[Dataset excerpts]
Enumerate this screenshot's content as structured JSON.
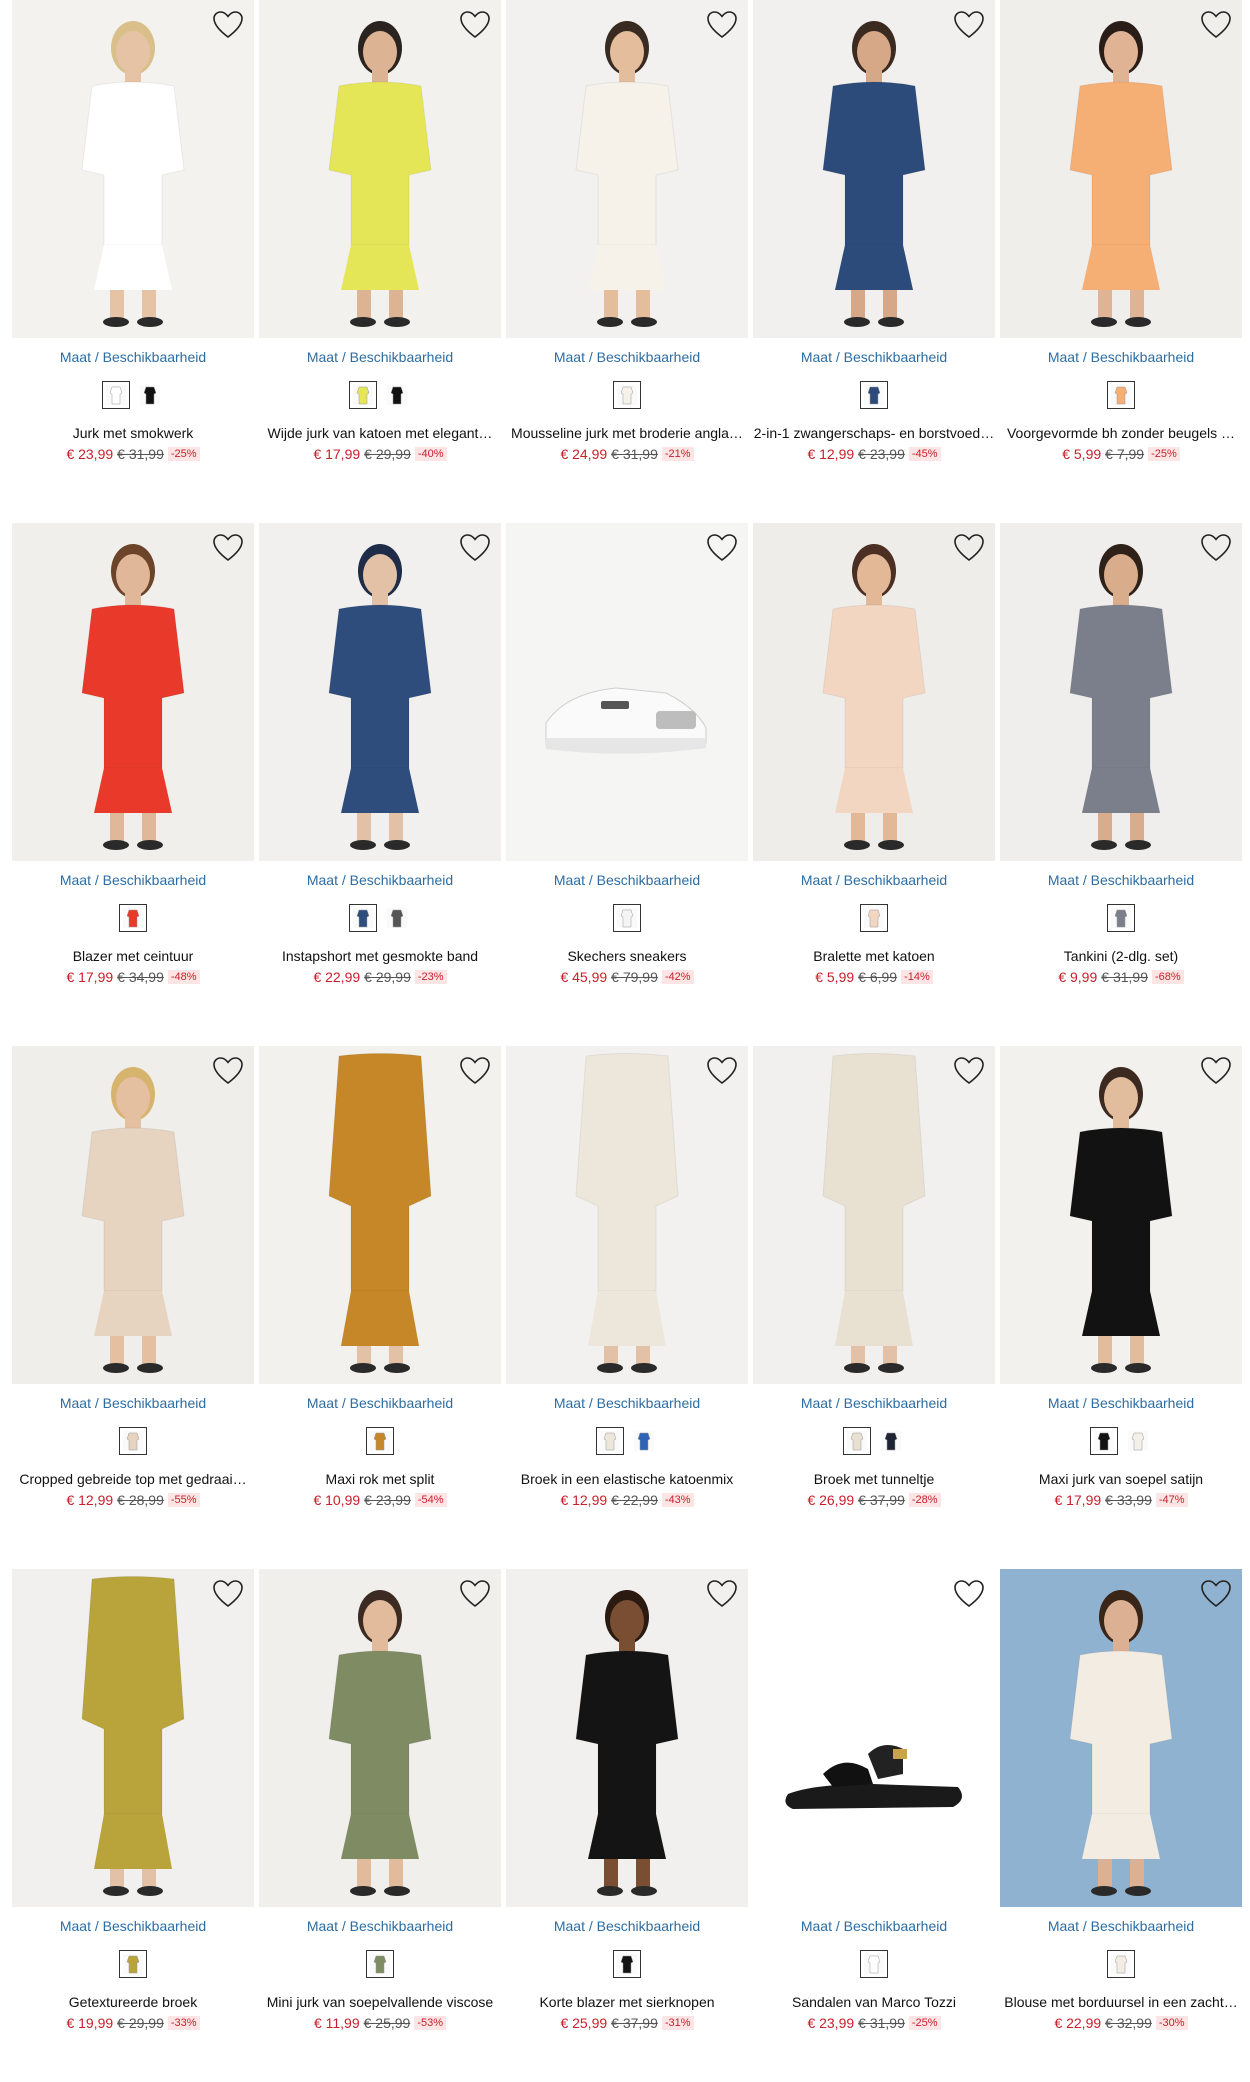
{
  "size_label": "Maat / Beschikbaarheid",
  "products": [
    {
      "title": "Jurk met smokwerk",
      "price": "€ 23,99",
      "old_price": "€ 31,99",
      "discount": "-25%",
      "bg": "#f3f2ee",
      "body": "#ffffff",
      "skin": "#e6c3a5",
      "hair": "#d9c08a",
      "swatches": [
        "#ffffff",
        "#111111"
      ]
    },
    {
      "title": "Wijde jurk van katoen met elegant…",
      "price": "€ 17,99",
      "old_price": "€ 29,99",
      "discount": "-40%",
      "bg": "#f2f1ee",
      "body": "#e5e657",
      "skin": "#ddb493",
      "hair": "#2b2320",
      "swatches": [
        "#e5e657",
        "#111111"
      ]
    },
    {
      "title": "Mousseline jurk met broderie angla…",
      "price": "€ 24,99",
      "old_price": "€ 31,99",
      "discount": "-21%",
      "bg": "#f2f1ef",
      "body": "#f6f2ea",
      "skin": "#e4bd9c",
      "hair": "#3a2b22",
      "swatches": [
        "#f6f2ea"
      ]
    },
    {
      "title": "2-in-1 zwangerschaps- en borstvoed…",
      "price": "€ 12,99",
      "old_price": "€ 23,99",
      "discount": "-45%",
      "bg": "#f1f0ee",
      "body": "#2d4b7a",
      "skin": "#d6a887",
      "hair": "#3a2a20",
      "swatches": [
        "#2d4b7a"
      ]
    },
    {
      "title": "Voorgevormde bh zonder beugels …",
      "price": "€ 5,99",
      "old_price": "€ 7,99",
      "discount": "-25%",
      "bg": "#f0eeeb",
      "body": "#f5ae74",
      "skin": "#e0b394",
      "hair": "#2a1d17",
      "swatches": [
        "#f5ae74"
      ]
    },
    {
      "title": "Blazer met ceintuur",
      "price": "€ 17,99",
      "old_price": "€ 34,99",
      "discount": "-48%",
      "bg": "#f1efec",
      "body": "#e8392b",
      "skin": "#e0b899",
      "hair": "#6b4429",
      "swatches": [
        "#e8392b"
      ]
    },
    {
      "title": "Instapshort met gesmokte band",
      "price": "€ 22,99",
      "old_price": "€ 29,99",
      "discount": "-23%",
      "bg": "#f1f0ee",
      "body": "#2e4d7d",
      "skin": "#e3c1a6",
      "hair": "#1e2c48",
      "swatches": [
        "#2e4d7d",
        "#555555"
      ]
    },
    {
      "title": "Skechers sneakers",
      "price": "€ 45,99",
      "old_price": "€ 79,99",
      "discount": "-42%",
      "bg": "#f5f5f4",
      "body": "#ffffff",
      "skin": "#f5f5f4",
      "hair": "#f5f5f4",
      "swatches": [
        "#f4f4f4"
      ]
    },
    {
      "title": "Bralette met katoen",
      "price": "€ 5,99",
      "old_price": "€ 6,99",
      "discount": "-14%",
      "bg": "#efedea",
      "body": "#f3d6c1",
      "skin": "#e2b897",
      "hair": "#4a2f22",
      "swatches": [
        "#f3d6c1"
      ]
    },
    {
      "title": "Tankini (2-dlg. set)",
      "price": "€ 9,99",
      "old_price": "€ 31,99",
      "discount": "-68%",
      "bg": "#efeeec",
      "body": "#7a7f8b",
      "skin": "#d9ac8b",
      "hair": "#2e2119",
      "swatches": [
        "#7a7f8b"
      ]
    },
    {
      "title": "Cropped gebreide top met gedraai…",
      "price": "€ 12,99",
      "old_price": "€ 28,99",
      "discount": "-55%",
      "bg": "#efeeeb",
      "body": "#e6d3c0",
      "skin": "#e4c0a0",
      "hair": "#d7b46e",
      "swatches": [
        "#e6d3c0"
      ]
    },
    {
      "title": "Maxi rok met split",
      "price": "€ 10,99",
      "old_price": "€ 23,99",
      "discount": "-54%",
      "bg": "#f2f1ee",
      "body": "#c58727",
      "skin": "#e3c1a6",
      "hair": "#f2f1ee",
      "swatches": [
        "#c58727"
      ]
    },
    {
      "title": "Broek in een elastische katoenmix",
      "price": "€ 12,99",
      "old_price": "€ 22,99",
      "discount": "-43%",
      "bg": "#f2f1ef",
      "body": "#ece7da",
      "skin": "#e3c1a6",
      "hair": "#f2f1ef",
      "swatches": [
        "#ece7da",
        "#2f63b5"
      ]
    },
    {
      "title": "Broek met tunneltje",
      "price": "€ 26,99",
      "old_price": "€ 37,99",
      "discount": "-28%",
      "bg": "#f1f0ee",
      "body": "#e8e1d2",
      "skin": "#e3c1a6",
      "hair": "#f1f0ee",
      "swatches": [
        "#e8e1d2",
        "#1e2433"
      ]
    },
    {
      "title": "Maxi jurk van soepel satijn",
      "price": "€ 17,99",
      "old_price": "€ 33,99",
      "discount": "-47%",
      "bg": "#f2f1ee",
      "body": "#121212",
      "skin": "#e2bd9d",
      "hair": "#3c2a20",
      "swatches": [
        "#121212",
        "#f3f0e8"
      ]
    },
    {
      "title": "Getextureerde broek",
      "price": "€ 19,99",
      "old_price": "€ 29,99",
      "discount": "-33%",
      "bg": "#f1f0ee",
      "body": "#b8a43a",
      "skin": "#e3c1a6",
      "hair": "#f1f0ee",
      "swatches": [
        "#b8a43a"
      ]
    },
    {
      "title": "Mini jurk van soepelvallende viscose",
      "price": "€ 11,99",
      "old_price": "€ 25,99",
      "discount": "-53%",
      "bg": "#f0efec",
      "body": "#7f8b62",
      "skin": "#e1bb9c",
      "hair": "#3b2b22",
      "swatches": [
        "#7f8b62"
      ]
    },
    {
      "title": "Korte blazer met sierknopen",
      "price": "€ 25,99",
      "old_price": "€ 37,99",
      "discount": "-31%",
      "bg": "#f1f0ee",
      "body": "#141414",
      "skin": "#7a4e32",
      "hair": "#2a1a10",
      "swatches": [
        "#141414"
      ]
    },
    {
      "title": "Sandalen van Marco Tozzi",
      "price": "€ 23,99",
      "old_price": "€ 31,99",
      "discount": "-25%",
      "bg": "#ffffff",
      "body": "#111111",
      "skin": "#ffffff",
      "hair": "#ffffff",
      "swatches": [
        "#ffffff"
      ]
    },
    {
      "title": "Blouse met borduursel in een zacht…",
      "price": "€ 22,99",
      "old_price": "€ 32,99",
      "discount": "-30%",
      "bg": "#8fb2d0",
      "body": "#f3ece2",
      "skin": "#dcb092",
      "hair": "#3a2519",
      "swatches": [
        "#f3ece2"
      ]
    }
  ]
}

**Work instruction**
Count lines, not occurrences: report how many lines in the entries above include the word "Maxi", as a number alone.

**Response to the exercise**
2